|US7691473||Oct 14, 2008||Apr 6, 2010||Rohm Co., Ltd.||Fiber-reinforced composite material, method for manufacturing the same, and applications thereof|
|US7863369||Dec 16, 2008||Jan 4, 2011||Saint-Gobain Ceramics & Plastics, Inc.||Pigments and polymer composites formed thereof|
|US8088355||May 29, 2007||Jan 3, 2012||Saint-Gobain Ceramics & Plastics, Inc.||Transitional alumina particulate materials having controlled morphology and processing for forming same|
|US8173099||Dec 17, 2008||May 8, 2012||Saint-Gobain Ceramics & Plastics, Inc.||Method of forming a porous aluminous material|
|US8242181||Sep 3, 2008||Aug 14, 2012||Dow Corning Corporation||Aluminum oxide dispersion and method of preparing same|
|US8394880 *||Mar 6, 2009||Mar 12, 2013||Saint-Gobain Ceramics & Plastics, Inc.||Flame retardant composites|
|US8575255||Oct 17, 2008||Nov 5, 2013||Saint-Gobain Ceramics & Plastics, Inc.||Applications of shaped nano alumina hydrate as barrier property enhancer in polymers|
|US8722765||May 11, 2012||May 13, 2014||Nissan Motor Co., Ltd.||Alumina particle composite, method of manufacturing the alumina particle composite, resin composition and method of manufacturing the resin composition|
|US9102690||Dec 17, 2008||Aug 11, 2015||3M Innovative Properties Company||Acicular boehmite nanoparticles|
|US20050124745 *||Oct 29, 2004||Jun 9, 2005||Saint-Gobain Ceramics & Plastics, Inc.||Flame retardant composites|
|USRE43468 *||Nov 18, 2009||Jun 12, 2012||Nissan Motor Co., Ltd.||Alumina particles of high aspect ratio, alumina particle manufacturing method, resin composition, and resin composition manufacturing method|
|U.S. Classification||524/437, 523/179, 524/441|
|International Classification||C08L61/06, C08K7/00, C08L101/00, C08L77/00, C09K21/14, C08K3/20, C08K3/22|
|Apr 16, 2003||AS||Assignment|
Owner name: SAINT-GOBAIN CERAMICS & PLASTICS, INC., MASSACHUSE

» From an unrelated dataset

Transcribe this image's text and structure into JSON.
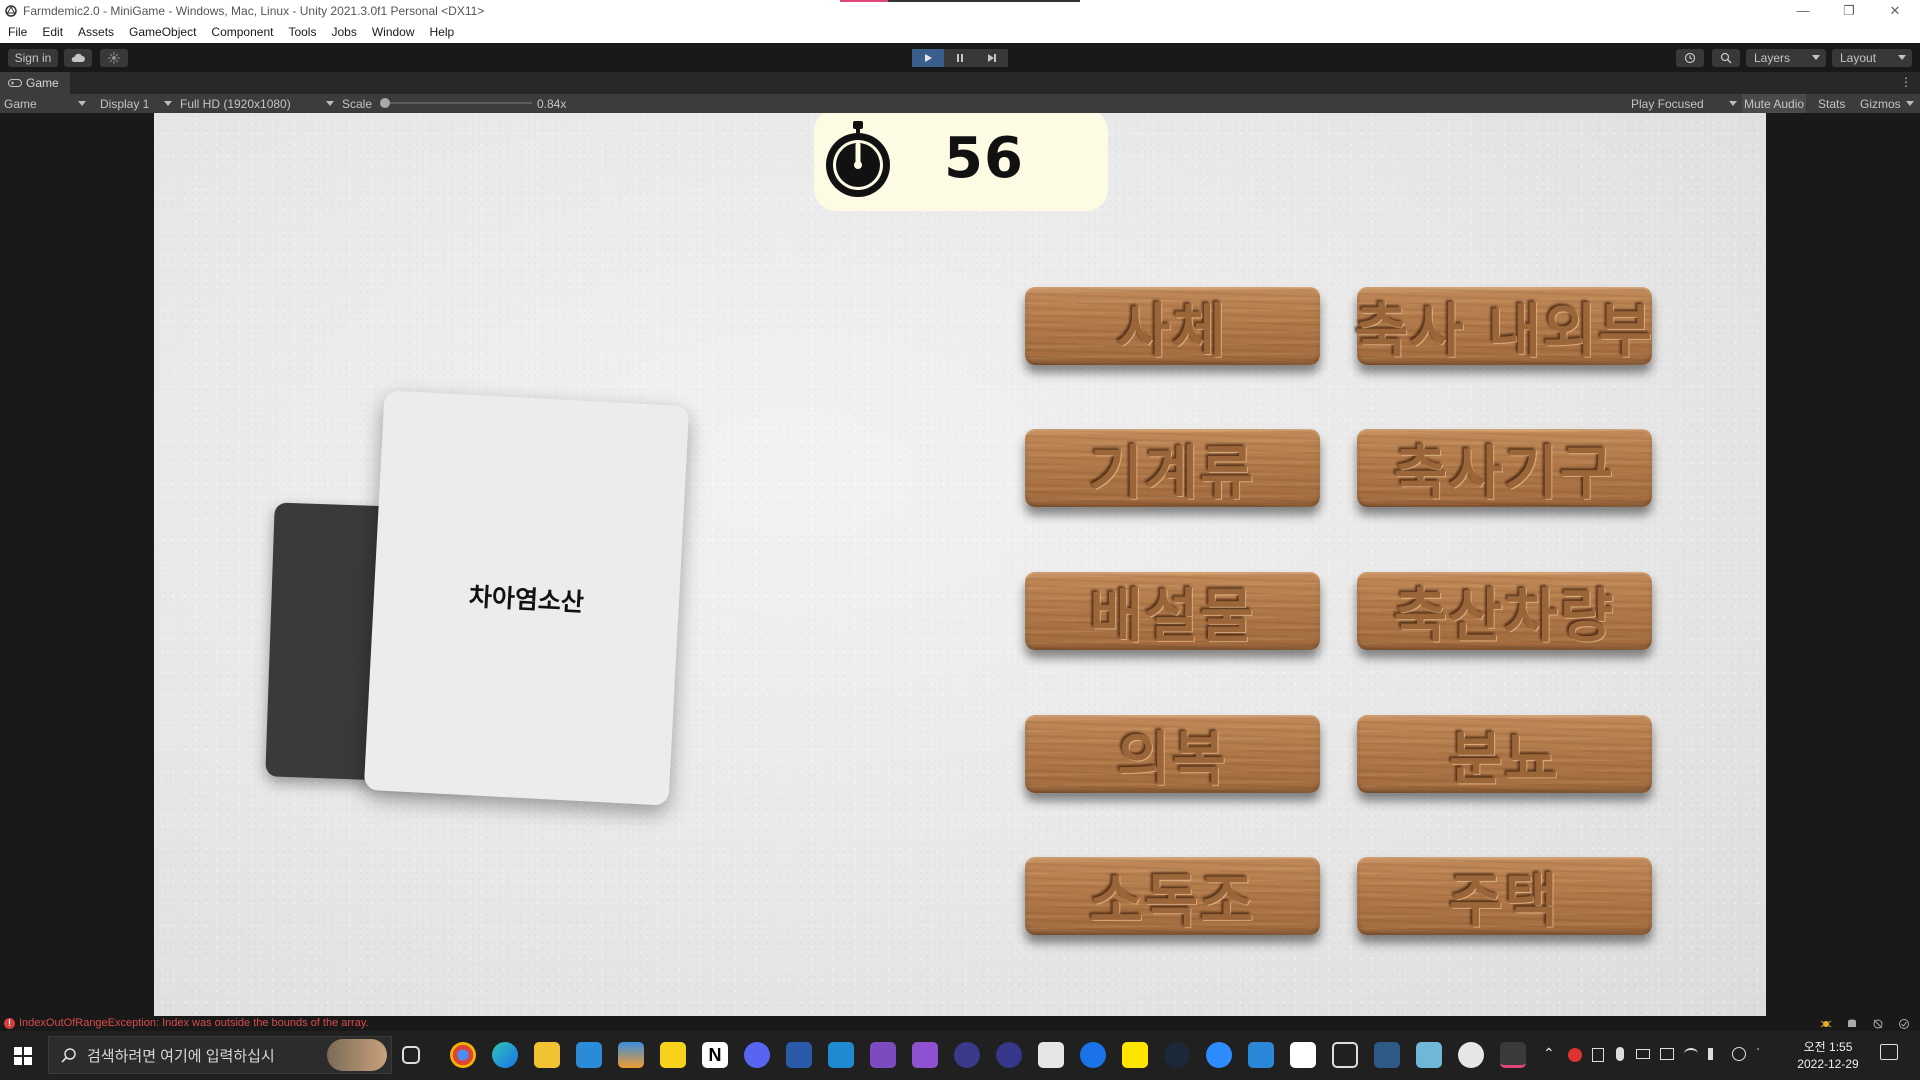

Free format text: ASSIGNMENT OF ASSIGNORS INTEREST;ASSIGNORS:TANG, HUI;MIRLEY, CHRISTOPHER L.;BAUER, RALPH;REEL/FRAME:013980/0425;SIGNING DATES FROM 20030411 TO 20030414

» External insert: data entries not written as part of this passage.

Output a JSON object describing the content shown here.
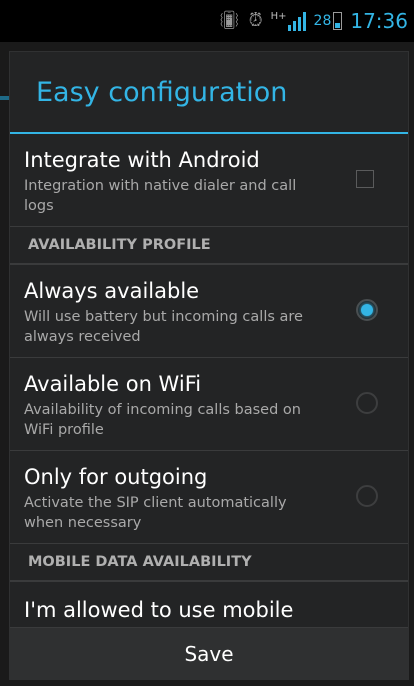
{
  "status_bar": {
    "network_type": "H+",
    "battery_level": "28",
    "time": "17:36"
  },
  "dialog": {
    "title": "Easy configuration",
    "integrate": {
      "title": "Integrate with Android",
      "summary": "Integration with native dialer and call logs",
      "checked": false
    },
    "availability_header": "AVAILABILITY PROFILE",
    "availability_options": [
      {
        "title": "Always available",
        "summary": "Will use battery but incoming calls are always received",
        "selected": true
      },
      {
        "title": "Available on WiFi",
        "summary": "Availability of incoming calls based on WiFi profile",
        "selected": false
      },
      {
        "title": "Only for outgoing",
        "summary": "Activate the SIP client automatically when necessary",
        "selected": false
      }
    ],
    "mobile_data_header": "MOBILE DATA AVAILABILITY",
    "mobile_data_item": {
      "title": "I'm allowed to use mobile",
      "checked": false
    },
    "save_label": "Save"
  },
  "colors": {
    "accent": "#33b5e5",
    "dialog_bg": "#232425",
    "summary_text": "#a9a9a9"
  }
}
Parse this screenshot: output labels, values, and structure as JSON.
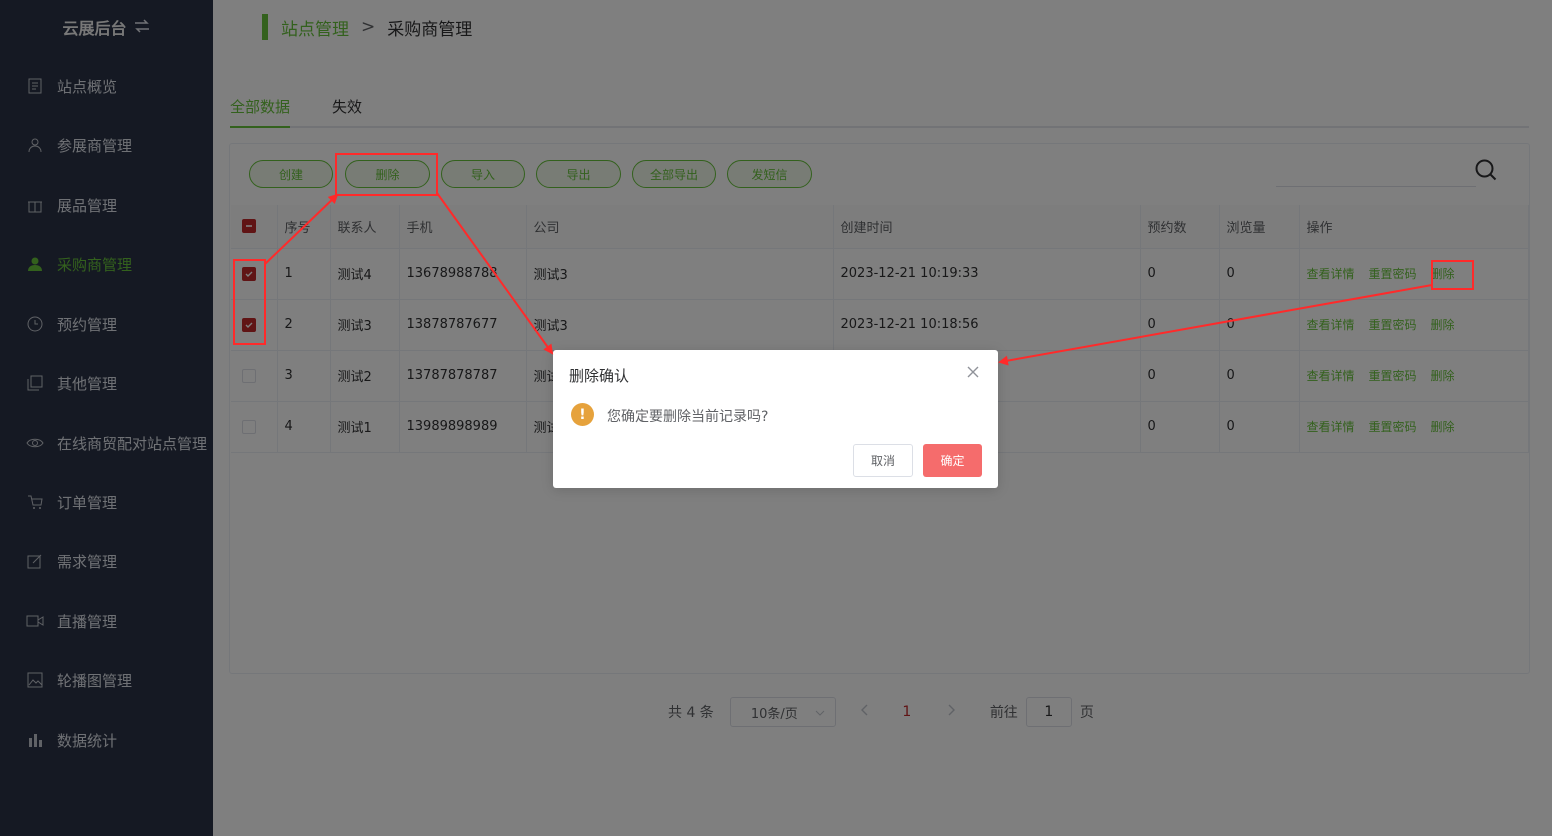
{
  "sidebar": {
    "brand": "云展后台",
    "items": [
      {
        "label": "站点概览",
        "icon": "document-icon"
      },
      {
        "label": "参展商管理",
        "icon": "user-icon"
      },
      {
        "label": "展品管理",
        "icon": "gift-icon"
      },
      {
        "label": "采购商管理",
        "icon": "user-filled-icon",
        "active": true
      },
      {
        "label": "预约管理",
        "icon": "clock-icon"
      },
      {
        "label": "其他管理",
        "icon": "copy-icon"
      },
      {
        "label": "在线商贸配对站点管理",
        "icon": "eye-icon"
      },
      {
        "label": "订单管理",
        "icon": "cart-icon"
      },
      {
        "label": "需求管理",
        "icon": "edit-icon"
      },
      {
        "label": "直播管理",
        "icon": "video-icon"
      },
      {
        "label": "轮播图管理",
        "icon": "picture-icon"
      },
      {
        "label": "数据统计",
        "icon": "bar-chart-icon"
      }
    ]
  },
  "breadcrumb": {
    "parent": "站点管理",
    "separator": ">",
    "current": "采购商管理"
  },
  "tabs": [
    {
      "label": "全部数据",
      "active": true
    },
    {
      "label": "失效",
      "active": false
    }
  ],
  "toolbar": {
    "create": "创建",
    "delete": "删除",
    "import": "导入",
    "export": "导出",
    "export_all": "全部导出",
    "send_sms": "发短信"
  },
  "table": {
    "headers": {
      "index": "序号",
      "contact": "联系人",
      "phone": "手机",
      "company": "公司",
      "created": "创建时间",
      "appointments": "预约数",
      "views": "浏览量",
      "actions": "操作"
    },
    "rows": [
      {
        "index": "1",
        "contact": "测试4",
        "phone": "13678988788",
        "company": "测试3",
        "created": "2023-12-21 10:19:33",
        "appointments": "0",
        "views": "0",
        "checked": true
      },
      {
        "index": "2",
        "contact": "测试3",
        "phone": "13878787677",
        "company": "测试3",
        "created": "2023-12-21 10:18:56",
        "appointments": "0",
        "views": "0",
        "checked": true
      },
      {
        "index": "3",
        "contact": "测试2",
        "phone": "13787878787",
        "company": "测试",
        "created": "",
        "appointments": "0",
        "views": "0",
        "checked": false
      },
      {
        "index": "4",
        "contact": "测试1",
        "phone": "13989898989",
        "company": "测试",
        "created": "",
        "appointments": "0",
        "views": "0",
        "checked": false
      }
    ],
    "actions": {
      "view": "查看详情",
      "reset": "重置密码",
      "delete": "删除"
    }
  },
  "pager": {
    "total": "共 4 条",
    "page_size": "10条/页",
    "current_page": "1",
    "goto_prefix": "前往",
    "goto_value": "1",
    "goto_suffix": "页"
  },
  "dialog": {
    "title": "删除确认",
    "message": "您确定要删除当前记录吗?",
    "cancel": "取消",
    "confirm": "确定"
  },
  "colors": {
    "accent": "#67c23a",
    "danger": "#f56c6c",
    "checkbox": "#c0282a",
    "sidebar": "#2b3346",
    "annotation": "#ff2a2a"
  }
}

|Sep 13, 2010||FPAY||Fee payment|
Year of fee payment: 4
|Aug 27, 2014||FPAY||Fee payment|
Year of fee payment: 8